The price of fuel in Ireland is likely to remain very volatile in the coming months due to the war in Ukraine as Irish buyers scramble to find new fuel suppliers, the Oireachtas Joint Committee on Transport has heard.
The prices at which retailers are buying diesel have risen by 17 cents in the last seven days alone and the price should rise again on Wednesday, the committee was told.
This effectively overturned the excise duty cut, and retailers are calling for a VAT review on fuel to bring prices down again.
Diesel prices have recently usurped gasoline as Europe relies on Russian diesel imports, which are no longer bought, and a supply shock has seen diesel prices soar across the continent.
More than a quarter of all diesel in the EU was previously sourced from Russia and this change caused a “supply shortage”.
Ireland only had a day’s supply of commercial diesel at Dublin port at one point after the invasion of Ukraine, the Oireachtas Joint Committee on Transport heard from Fuels For Ireland’s Kevin McPartlan.
That supply shortage has Irish buyers looking to stocks from other suppliers to keep Ireland’s diesel cars on the road, but Mr McPartland said he was now “confident in security of supply” after an initial fear in the first weeks of the Ukraine war.
Fuel traders expressed dissatisfaction with the characterization that the crisis in Ukraine led to “usury and price gouging” by fuel companies in Ireland.
Mr Partlan slammed the government’s message that people would see the price of fuel fall the day after the excise duty cut went into effect, saying they “knew or should have known that wasn’t true”.
“They had more than one cabinet minister telling people they could expect a reduction at midnight that night when they knew – or if they didn’t know they should have – that wasn’t true,” McPartland told the committee.
“This simply could not have happened as excise duty had already been paid on supplies lying in the forecourts that night. It gave the false impression that prices could fall immediately and caused anger and frustration, often directed at our colleagues.
“The very earliest would have been the next day… but it could have been 10 days later,” Mr McPartland said, depending on when retailers took their next delivery after the excise cut was introduced.
Workers at petrol stations have been met with “streams of abuse” by customers who believe the companies have not passed on the excise cuts, and this has been fueled by “erroneous comments” from government officials, Mr McPartland said.
Some workers refused to go to work after public abuse over “understandable” anger at the price of fuel, David Blevings of the Irish Petrol Retailers’ Association told the committee.
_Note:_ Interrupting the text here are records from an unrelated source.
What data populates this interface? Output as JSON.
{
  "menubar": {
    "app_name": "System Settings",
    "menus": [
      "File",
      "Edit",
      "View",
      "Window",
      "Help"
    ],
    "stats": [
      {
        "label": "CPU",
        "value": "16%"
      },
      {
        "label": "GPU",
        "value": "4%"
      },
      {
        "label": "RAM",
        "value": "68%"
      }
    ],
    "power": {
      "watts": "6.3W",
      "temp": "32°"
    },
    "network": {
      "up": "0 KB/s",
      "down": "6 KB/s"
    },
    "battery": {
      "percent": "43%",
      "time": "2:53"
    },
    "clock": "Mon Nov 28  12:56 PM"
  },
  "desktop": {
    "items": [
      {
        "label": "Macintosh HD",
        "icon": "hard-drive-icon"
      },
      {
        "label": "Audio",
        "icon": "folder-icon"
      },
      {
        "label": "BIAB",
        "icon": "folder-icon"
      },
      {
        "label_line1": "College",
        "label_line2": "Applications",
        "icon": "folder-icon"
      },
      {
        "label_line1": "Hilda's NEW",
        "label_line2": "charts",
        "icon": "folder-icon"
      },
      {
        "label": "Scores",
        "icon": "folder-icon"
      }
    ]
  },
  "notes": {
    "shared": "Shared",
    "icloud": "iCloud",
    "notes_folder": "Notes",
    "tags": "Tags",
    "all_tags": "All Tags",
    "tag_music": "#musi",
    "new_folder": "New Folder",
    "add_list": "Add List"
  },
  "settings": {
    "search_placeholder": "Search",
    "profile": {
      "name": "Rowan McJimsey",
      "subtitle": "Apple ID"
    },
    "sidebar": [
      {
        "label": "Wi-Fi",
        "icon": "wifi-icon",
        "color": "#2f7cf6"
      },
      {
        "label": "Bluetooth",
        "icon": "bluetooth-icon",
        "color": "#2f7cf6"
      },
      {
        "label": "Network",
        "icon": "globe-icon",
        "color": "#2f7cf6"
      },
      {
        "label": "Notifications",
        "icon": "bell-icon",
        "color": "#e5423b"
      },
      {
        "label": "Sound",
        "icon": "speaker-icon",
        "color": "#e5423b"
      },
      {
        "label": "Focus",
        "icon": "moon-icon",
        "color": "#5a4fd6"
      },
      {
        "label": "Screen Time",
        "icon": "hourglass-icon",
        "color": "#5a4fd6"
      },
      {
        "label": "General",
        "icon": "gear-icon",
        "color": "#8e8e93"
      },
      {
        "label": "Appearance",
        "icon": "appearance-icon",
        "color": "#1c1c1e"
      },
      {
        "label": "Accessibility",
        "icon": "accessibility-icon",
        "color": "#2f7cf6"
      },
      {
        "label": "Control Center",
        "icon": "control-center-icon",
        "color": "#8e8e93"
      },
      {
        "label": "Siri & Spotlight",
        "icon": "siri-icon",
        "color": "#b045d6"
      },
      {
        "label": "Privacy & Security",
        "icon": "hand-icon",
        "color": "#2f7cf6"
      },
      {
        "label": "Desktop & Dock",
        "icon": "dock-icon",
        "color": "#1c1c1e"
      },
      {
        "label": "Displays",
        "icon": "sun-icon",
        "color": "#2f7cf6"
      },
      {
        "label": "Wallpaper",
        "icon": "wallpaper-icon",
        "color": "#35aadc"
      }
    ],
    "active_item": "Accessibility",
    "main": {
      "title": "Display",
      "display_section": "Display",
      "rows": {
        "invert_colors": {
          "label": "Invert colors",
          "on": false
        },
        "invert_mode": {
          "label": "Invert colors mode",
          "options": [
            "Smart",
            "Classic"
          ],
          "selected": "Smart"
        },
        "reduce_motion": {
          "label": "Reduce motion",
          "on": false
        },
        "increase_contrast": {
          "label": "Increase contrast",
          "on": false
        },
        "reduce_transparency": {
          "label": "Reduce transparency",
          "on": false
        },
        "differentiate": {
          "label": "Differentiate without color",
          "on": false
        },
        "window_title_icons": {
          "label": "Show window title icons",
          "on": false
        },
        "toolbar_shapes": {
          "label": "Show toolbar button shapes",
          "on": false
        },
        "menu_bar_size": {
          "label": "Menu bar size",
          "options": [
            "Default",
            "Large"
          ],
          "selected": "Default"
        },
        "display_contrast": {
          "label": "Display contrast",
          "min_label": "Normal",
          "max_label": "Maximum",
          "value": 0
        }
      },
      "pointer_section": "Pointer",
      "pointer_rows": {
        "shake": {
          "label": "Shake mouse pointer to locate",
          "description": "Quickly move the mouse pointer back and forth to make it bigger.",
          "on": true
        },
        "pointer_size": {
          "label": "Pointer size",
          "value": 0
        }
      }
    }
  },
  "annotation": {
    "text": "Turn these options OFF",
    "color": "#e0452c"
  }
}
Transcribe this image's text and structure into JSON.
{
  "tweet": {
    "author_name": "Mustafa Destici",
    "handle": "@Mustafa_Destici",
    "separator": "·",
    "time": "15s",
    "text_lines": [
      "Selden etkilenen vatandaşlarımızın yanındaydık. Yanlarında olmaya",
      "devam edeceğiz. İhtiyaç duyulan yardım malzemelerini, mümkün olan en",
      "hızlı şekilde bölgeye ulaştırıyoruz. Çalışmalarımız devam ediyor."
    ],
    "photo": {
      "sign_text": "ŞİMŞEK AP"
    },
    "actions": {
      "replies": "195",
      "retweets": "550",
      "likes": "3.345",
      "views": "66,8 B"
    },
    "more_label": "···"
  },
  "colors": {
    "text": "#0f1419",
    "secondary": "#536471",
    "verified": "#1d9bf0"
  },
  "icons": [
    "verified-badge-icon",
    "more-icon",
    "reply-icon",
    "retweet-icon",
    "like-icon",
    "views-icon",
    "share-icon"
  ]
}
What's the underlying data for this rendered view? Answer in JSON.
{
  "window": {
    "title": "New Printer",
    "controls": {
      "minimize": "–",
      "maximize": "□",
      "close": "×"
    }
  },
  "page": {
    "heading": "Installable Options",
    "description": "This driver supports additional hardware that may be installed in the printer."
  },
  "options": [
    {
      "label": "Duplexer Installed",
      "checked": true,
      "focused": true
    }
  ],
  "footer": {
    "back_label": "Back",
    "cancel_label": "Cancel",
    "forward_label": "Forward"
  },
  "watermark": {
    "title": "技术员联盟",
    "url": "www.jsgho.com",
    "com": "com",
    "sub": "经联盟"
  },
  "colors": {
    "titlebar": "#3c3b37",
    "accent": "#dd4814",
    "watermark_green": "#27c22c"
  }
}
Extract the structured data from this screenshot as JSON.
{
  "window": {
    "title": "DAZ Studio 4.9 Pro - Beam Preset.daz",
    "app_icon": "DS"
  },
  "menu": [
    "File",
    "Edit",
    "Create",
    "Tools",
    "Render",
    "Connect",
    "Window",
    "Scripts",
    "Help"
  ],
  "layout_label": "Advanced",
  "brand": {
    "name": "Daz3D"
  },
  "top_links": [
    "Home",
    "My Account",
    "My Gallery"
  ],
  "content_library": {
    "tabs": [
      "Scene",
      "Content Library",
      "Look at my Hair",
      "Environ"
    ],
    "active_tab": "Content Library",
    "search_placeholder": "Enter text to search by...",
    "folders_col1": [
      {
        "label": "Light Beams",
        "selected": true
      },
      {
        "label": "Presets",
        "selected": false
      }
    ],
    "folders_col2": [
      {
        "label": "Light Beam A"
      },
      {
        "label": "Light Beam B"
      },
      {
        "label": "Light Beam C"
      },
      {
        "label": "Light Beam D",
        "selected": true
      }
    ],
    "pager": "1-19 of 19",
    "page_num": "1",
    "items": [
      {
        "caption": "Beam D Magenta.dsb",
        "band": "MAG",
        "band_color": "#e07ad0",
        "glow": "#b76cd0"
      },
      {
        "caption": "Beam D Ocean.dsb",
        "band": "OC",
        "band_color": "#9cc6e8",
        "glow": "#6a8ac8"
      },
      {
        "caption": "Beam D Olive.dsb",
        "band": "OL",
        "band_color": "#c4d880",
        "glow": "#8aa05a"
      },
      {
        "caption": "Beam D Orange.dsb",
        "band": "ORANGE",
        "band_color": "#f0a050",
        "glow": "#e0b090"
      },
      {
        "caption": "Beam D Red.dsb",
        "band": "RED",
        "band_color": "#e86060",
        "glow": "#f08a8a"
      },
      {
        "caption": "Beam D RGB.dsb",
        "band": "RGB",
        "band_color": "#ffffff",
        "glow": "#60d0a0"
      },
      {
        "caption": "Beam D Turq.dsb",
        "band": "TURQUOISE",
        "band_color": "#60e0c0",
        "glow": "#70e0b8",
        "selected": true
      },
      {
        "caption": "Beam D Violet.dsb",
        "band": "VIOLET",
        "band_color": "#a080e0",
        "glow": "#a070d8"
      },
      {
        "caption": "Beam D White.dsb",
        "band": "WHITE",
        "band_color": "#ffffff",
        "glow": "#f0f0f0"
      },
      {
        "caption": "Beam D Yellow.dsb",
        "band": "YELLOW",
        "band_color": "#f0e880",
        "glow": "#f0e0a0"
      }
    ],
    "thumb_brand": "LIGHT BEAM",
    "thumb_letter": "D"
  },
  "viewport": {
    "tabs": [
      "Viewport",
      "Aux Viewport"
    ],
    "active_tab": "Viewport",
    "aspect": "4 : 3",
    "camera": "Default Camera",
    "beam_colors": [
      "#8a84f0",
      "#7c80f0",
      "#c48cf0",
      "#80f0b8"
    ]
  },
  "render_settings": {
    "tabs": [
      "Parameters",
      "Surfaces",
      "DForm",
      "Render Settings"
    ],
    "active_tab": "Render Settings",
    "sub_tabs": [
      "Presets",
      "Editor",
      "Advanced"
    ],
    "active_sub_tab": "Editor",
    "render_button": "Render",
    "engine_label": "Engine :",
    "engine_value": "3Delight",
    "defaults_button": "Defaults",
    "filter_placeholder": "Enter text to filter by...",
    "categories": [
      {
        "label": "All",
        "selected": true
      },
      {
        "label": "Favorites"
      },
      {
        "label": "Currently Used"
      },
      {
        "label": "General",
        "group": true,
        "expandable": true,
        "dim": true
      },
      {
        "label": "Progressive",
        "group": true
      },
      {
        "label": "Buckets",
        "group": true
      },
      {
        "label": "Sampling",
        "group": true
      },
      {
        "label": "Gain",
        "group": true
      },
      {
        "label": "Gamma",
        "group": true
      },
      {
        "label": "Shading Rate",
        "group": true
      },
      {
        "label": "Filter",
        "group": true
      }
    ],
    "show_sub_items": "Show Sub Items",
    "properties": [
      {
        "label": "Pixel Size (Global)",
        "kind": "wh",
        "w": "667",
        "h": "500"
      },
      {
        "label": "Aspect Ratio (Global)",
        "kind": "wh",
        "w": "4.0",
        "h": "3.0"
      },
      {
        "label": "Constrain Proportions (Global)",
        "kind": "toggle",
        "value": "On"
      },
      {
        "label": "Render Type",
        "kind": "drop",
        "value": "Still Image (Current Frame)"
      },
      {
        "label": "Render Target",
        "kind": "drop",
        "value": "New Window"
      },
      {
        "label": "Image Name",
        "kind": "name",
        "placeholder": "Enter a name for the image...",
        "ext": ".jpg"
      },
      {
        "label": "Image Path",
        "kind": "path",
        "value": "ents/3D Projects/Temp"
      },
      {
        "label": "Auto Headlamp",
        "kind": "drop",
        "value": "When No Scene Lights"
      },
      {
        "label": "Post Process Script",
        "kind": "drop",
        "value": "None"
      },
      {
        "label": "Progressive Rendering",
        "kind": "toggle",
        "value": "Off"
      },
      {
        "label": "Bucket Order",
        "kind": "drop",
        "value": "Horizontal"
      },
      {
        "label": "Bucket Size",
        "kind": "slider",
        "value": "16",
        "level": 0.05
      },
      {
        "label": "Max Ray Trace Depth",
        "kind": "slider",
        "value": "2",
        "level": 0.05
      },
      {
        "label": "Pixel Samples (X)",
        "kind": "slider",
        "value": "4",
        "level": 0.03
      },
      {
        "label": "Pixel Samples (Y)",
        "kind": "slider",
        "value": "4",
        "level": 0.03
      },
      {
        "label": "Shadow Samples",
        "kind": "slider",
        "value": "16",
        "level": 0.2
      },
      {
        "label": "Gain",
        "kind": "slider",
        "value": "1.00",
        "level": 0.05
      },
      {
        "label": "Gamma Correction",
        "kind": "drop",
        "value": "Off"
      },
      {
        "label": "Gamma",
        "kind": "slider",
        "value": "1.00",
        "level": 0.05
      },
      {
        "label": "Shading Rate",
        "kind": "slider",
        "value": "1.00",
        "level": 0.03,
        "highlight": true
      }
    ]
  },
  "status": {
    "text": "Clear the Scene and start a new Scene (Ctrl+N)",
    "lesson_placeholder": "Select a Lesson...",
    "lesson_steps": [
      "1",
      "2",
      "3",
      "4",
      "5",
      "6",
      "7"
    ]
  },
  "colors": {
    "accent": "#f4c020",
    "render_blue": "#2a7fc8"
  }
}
He said IPRA had asked the government to clarify that it would not be possible for retailers to pass on the cut immediately, but he had “not yet seen anything in the media to illustrate this”.
There appear to be a small number of fuel dealers who are “price gougers” and are “doing a great disservice to the rest,” said committee vice chairman Kieran O’Donnell.
Questioning Mr McPartland about the four times a day increase in the price of green diesel, MP Michael FitzMaurice said: “If that isn’t price gouging then I’m Dutch”.
Mr McPartland said prices are so volatile at the moment that it is quite possible for some fuel wholesalers to buy fuel at four different prices in one day.
https://www.independent.ie/news/fuel-prices-to-remain-volatile-as-government-messaging-on-price-cuts-comes-under-fire-41480306.html Fuel prices remain volatile as government price cut announcements come under fire